Directions
In the listing below, find each line with the string "true" and report it.

Exercise material
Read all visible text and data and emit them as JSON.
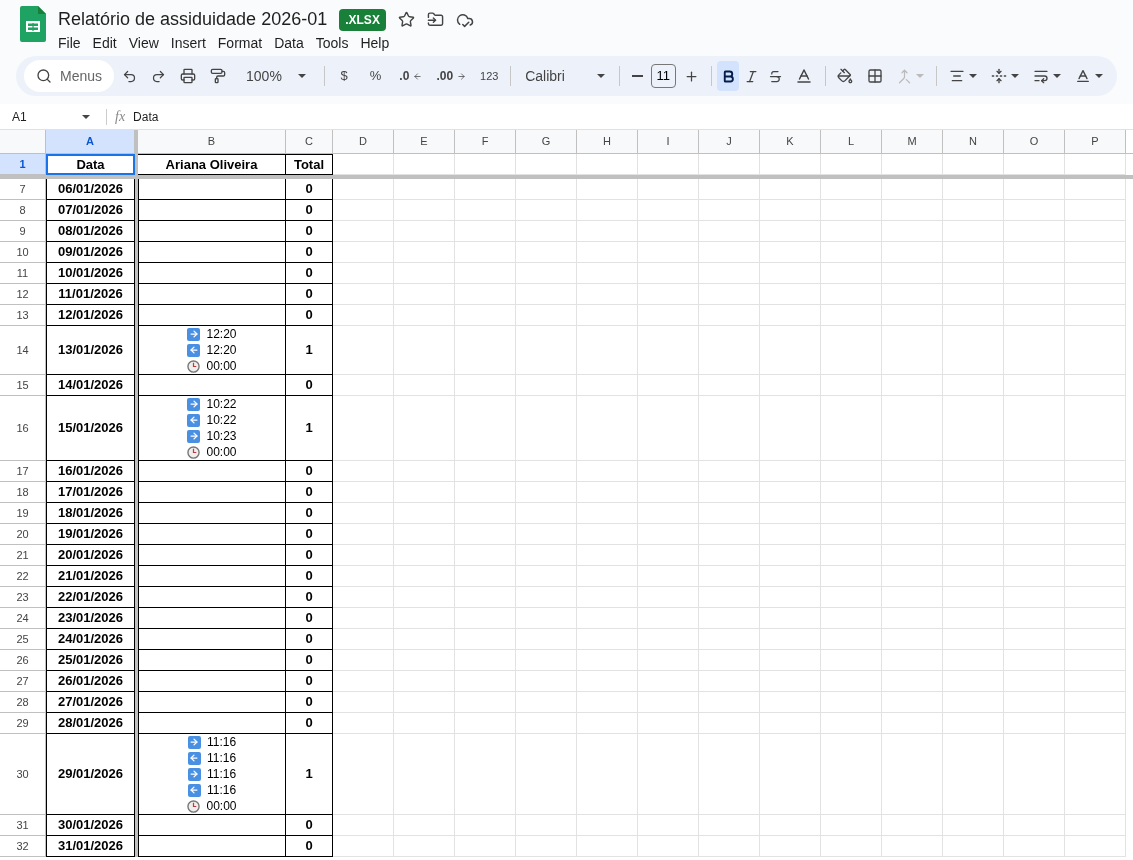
{
  "title": "Relatório de assiduidade 2026-01",
  "file_badge": ".XLSX",
  "menu": [
    "File",
    "Edit",
    "View",
    "Insert",
    "Format",
    "Data",
    "Tools",
    "Help"
  ],
  "toolbar": {
    "search_placeholder": "Menus",
    "zoom": "100%",
    "currency": "$",
    "percent": "%",
    "decrease_decimals": ".0",
    "increase_decimals": ".00",
    "number_format": "123",
    "font": "Calibri",
    "font_size": "11",
    "format_buttons": [
      {
        "kind": "bold",
        "selected": true
      },
      {
        "kind": "italic",
        "selected": false
      },
      {
        "kind": "strikethrough",
        "selected": false
      }
    ]
  },
  "name_box": "A1",
  "function_label": "fx",
  "formula": "Data",
  "columns": [
    {
      "label": "A",
      "selected": true
    },
    {
      "label": "B",
      "selected": false
    },
    {
      "label": "C",
      "selected": false
    },
    {
      "label": "D",
      "selected": false
    },
    {
      "label": "E",
      "selected": false
    },
    {
      "label": "F",
      "selected": false
    },
    {
      "label": "G",
      "selected": false
    },
    {
      "label": "H",
      "selected": false
    },
    {
      "label": "I",
      "selected": false
    },
    {
      "label": "J",
      "selected": false
    },
    {
      "label": "K",
      "selected": false
    },
    {
      "label": "L",
      "selected": false
    },
    {
      "label": "M",
      "selected": false
    },
    {
      "label": "N",
      "selected": false
    },
    {
      "label": "O",
      "selected": false
    },
    {
      "label": "P",
      "selected": false
    }
  ],
  "header_row": {
    "number": "1",
    "selected": true,
    "cells": [
      "Data",
      "Ariana Oliveira",
      "Total"
    ]
  },
  "rows": [
    {
      "number": "7",
      "date": "06/01/2026",
      "total": "0"
    },
    {
      "number": "8",
      "date": "07/01/2026",
      "total": "0"
    },
    {
      "number": "9",
      "date": "08/01/2026",
      "total": "0"
    },
    {
      "number": "10",
      "date": "09/01/2026",
      "total": "0"
    },
    {
      "number": "11",
      "date": "10/01/2026",
      "total": "0"
    },
    {
      "number": "12",
      "date": "11/01/2026",
      "total": "0"
    },
    {
      "number": "13",
      "date": "12/01/2026",
      "total": "0"
    },
    {
      "number": "14",
      "date": "13/01/2026",
      "total": "1",
      "entries": [
        {
          "kind": "in",
          "time": "12:20"
        },
        {
          "kind": "out",
          "time": "12:20"
        },
        {
          "kind": "duration",
          "time": "00:00"
        }
      ]
    },
    {
      "number": "15",
      "date": "14/01/2026",
      "total": "0"
    },
    {
      "number": "16",
      "date": "15/01/2026",
      "total": "1",
      "entries": [
        {
          "kind": "in",
          "time": "10:22"
        },
        {
          "kind": "out",
          "time": "10:22"
        },
        {
          "kind": "in",
          "time": "10:23"
        },
        {
          "kind": "duration",
          "time": "00:00"
        }
      ]
    },
    {
      "number": "17",
      "date": "16/01/2026",
      "total": "0"
    },
    {
      "number": "18",
      "date": "17/01/2026",
      "total": "0"
    },
    {
      "number": "19",
      "date": "18/01/2026",
      "total": "0"
    },
    {
      "number": "20",
      "date": "19/01/2026",
      "total": "0"
    },
    {
      "number": "21",
      "date": "20/01/2026",
      "total": "0"
    },
    {
      "number": "22",
      "date": "21/01/2026",
      "total": "0"
    },
    {
      "number": "23",
      "date": "22/01/2026",
      "total": "0"
    },
    {
      "number": "24",
      "date": "23/01/2026",
      "total": "0"
    },
    {
      "number": "25",
      "date": "24/01/2026",
      "total": "0"
    },
    {
      "number": "26",
      "date": "25/01/2026",
      "total": "0"
    },
    {
      "number": "27",
      "date": "26/01/2026",
      "total": "0"
    },
    {
      "number": "28",
      "date": "27/01/2026",
      "total": "0"
    },
    {
      "number": "29",
      "date": "28/01/2026",
      "total": "0"
    },
    {
      "number": "30",
      "date": "29/01/2026",
      "total": "1",
      "entries": [
        {
          "kind": "in",
          "time": "11:16"
        },
        {
          "kind": "out",
          "time": "11:16"
        },
        {
          "kind": "in",
          "time": "11:16"
        },
        {
          "kind": "out",
          "time": "11:16"
        },
        {
          "kind": "duration",
          "time": "00:00"
        }
      ]
    },
    {
      "number": "31",
      "date": "30/01/2026",
      "total": "0"
    },
    {
      "number": "32",
      "date": "31/01/2026",
      "total": "0"
    }
  ]
}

Answer box
        "selected": true
      "selected": true
    "selected": true,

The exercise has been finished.